WASHINGTON (AP) - The Food and Drug Administration on Monday approved the first screening test for colon cancer that uses patients' DNA to help spot potentially deadly tumors and growths.
SAN FRANCISCO (AP) - After Yelp posted the first quarterly profit in its history last week, the online business review site got panned on Wall Street. The company's stock plummeted 11 percent the day after the results came out, wiping out its gains for the year.
NEW YORK (AP) - With the recent news that a Russian hacker ring has amassed some 1.2 billion username and password combinations, it's a good time to review ways to protect yourself online.
NEW YORK (AP) - The collapse of Sprint's push to buy T-Mobile US could mean fresh options in wireless plans and lower prices for U.S. consumers. But in the long run, tougher competition on prices could lead to slower service and slower expansion of coverage.

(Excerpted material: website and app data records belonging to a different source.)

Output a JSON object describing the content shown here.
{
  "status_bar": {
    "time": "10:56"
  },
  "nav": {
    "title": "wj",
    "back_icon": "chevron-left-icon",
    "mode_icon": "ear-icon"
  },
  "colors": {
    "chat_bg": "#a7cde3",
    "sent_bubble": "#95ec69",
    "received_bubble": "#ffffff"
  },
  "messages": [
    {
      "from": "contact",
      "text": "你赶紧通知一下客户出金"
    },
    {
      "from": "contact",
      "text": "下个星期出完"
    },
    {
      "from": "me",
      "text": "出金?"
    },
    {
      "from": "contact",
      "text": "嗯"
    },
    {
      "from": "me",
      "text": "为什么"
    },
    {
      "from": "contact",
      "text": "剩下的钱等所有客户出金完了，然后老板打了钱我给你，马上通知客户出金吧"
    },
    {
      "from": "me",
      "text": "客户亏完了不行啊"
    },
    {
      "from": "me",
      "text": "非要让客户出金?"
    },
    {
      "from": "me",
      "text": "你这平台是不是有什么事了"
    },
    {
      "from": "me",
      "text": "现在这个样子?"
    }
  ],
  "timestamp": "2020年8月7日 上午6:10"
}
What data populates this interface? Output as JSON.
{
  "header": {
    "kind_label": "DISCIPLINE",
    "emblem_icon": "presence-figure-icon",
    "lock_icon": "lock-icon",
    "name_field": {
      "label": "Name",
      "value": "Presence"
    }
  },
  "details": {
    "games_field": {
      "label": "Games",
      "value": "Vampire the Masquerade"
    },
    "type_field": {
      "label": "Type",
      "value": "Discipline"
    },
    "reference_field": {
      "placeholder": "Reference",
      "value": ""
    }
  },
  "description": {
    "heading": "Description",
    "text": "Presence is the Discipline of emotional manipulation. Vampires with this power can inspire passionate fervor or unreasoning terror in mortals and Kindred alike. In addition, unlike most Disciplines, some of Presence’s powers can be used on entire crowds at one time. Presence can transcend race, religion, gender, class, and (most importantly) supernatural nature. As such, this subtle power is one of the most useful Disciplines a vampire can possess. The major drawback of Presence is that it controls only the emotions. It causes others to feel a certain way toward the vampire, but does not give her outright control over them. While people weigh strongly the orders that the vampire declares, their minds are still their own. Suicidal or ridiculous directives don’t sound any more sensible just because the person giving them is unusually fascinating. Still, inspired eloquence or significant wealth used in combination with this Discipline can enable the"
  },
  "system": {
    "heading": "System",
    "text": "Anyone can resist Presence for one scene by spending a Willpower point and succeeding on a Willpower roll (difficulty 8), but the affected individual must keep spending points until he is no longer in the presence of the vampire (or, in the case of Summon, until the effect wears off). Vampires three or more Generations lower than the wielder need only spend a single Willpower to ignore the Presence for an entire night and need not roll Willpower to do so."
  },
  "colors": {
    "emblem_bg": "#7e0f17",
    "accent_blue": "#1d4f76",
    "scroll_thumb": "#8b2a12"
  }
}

LOS ANGELES (AP) - Internet radio leader Pandora has come to its first-ever direct licensing deal with artists, a wide-ranging agreement with independent label group Merlin that both said would mean higher payments to artists and more play for them on Pandora stations.
WASHINGTON (AP) - Economists have long argued that a rising wealth gap has complicated the U.S. rebound from the Great Recession.
WASHINGTON (AP) - Aiming to sidestep a logjam in Congress, the Obama administration is looking for steps it could take on its own to prevent American companies from reincorporating overseas to shirk U.S. taxes, officials said Tuesday.
MIAMI (AP) - To motivate a classroom packed with 87 aspiring real estate agents, instructor Keith Grandy started off his one-week, intensive course with the promise of big money: With hard work, fresh licensees in the Miami metro area could make $100,000 a year if they complete at least two transactions per month, according to current property prices and commissions.